Trudeau ran pretty much on an agenda of positivity, rocketing from a distant third to the seat of power. His campaign contrasted well with the agenda of Harper, who has beefed up the country’s security infrastructure, expanded domestic surveillance, and repeatedly warned of threats like terrorism. In the nearly 10 years that Harper was in power, Canadian foreign policy was as hawkish as its ever been.

“This is what positive politics can do. This is what a positive, hopeful vision, and a platform and a team together can make happen,” Trudeau said in his victory speech. He then promised “sunny ways” for all Canadians.

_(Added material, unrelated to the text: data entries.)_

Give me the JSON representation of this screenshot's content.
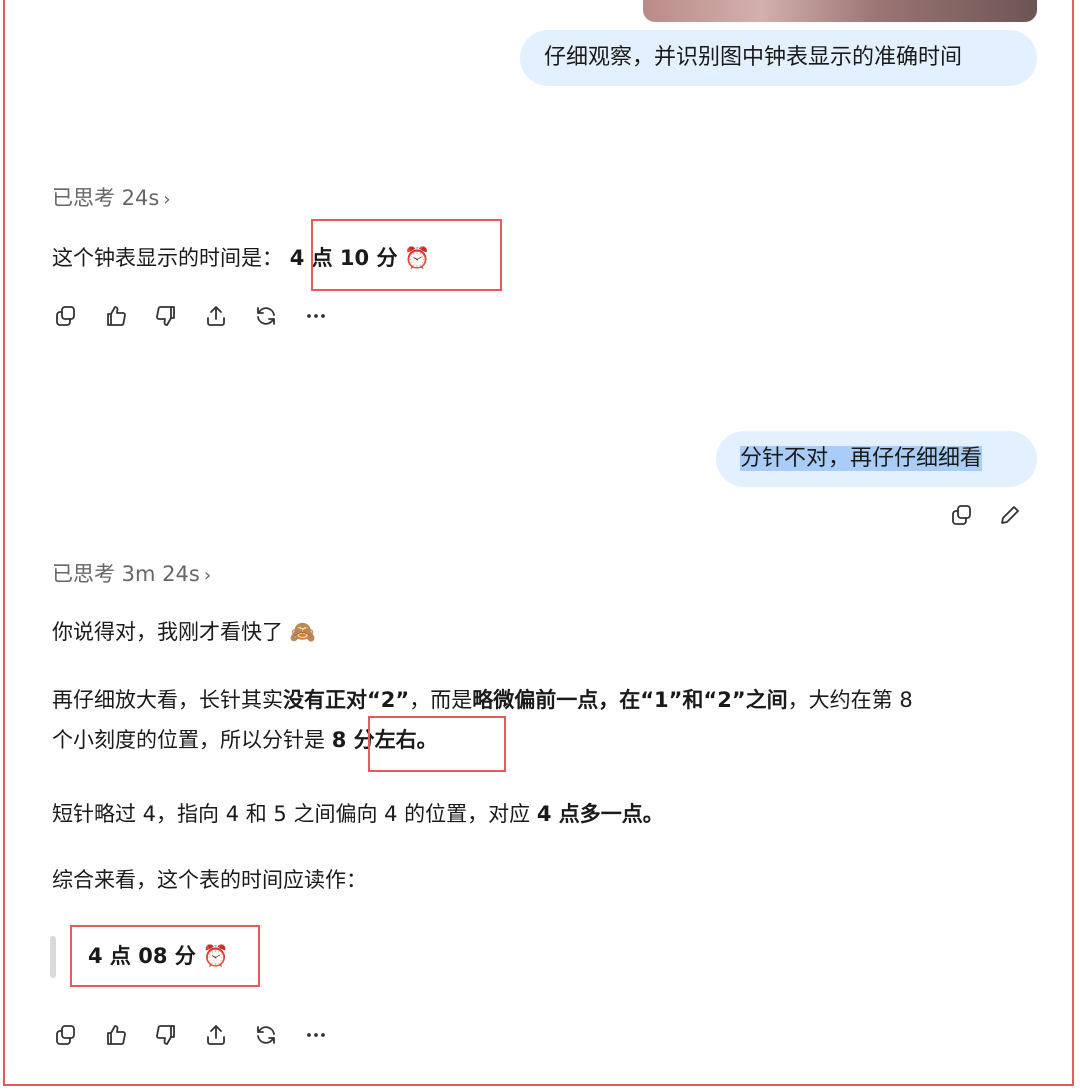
{
  "messages": {
    "user1": "仔细观察，并识别图中钟表显示的准确时间",
    "thought1": "已思考 24s",
    "answer1_prefix": "这个钟表显示的时间是：",
    "answer1_bold": "4 点 10 分",
    "answer1_emoji": "⏰",
    "user2": "分针不对，再仔仔细细看",
    "thought2": "已思考 3m 24s",
    "para1": "你说得对，我刚才看快了",
    "para1_emoji": "🙈",
    "para2_a": "再仔细放大看，长针其实",
    "para2_b": "没有正对“2”",
    "para2_c": "，而是",
    "para2_d": "略微偏前一点，在“1”和“2”之间",
    "para2_e": "，大约在第 8",
    "para2_f": "个小刻度的位置，所以分针是",
    "para2_g": "8 分左右。",
    "para3_a": "短针略过 4，指向 4 和 5 之间偏向 4 的位置，对应",
    "para3_b": "4 点多一点。",
    "para4": "综合来看，这个表的时间应读作：",
    "final_bold": "4 点 08 分",
    "final_emoji": "⏰"
  },
  "icons": {
    "copy": "copy-icon",
    "like": "thumbs-up-icon",
    "dislike": "thumbs-down-icon",
    "share": "share-icon",
    "regenerate": "regenerate-icon",
    "more": "more-icon",
    "edit": "edit-icon",
    "chevron": "chevron-right-icon"
  },
  "colors": {
    "user_bubble": "#e3f0ff",
    "highlight_box": "#e55a5a",
    "selection": "#a9cdf6"
  }
}
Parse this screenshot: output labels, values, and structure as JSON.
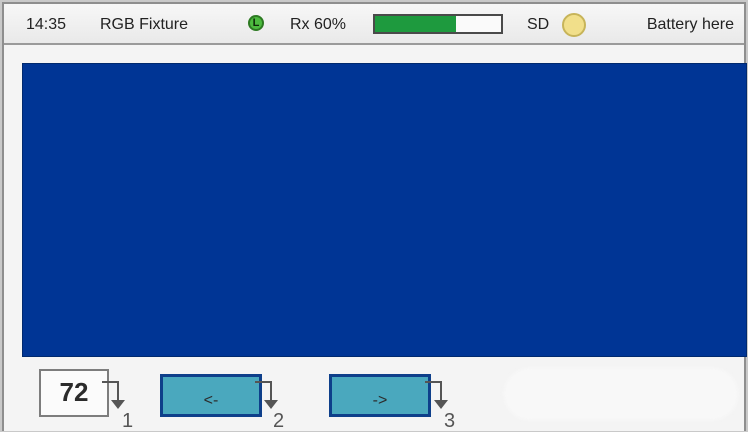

You almost wonder if Russian President Vladimir Putin read this story from Agence France-Presse yesterday. It ran in a lot of newspapers and online media. Most versions of the headline read something like, “Despite Russia’s air campaign, battle-weary Syrian troops struggle to regain ground.”

That was yesterday. Today, Russian airstrikes killed 45 people in the northwestern coastal region of Latakia. And it looks like one of them was a prominent rebel commander. The leader was part of a grouping of opposition fighters that receives support from the United States. It’s really not a major leap to say that Russia and the United States are essentially fighting each other in Syria.

Those same airstrikes, of course, as they almost always do, also killed civilians. The fear of bombing from above, whether from the Syrian air force or the Russian air force or the American air force or the Turkish air force or any number of other air forces, is a constant threat for Syrian civilians. It’s a big part of the reason why they’ve been fleeing the country by the millions.

But now fast approaching is another threat: winter. Syrians displaced from their homes, either inside the country or outside the country, are making a mad-dash for possibly friendlier places before the wind, the cold and the snow all set in. Thousands are piling up on the borders of Slovenia, and the tiny country is entirely overwhelmed. It has called in the army to help. Refugees standing face-to-face with soldiers is never a good look.

Slovenia has called out much of the European Union for not taking in more of the millions of people now seeking asylum, saying it is “delusional” to expect individual countries to deal with what amounts to the worst refugee crisis since World War II. The EU is trying to come up with a plan, but the plan mostly involves paying other countries to deal with the problem.


This is incredible. Former Ukrainian President Viktor Yanukovych is suing his own country at the European Court of Human Rights.

A little reminder: Yanukovych was toppled by popular protests before fleeing to Russia, where he remains today. The former leader was one of the world’s most fabulously corrupt. His mansion, which was ransacked after he left, is a thing of ostentatious, dystopian beauty.

Aside from the extreme corruption and graft, Yanukovych also approved a violent crackdown on peaceful protesters. It is really probably in his best interest to just lay low.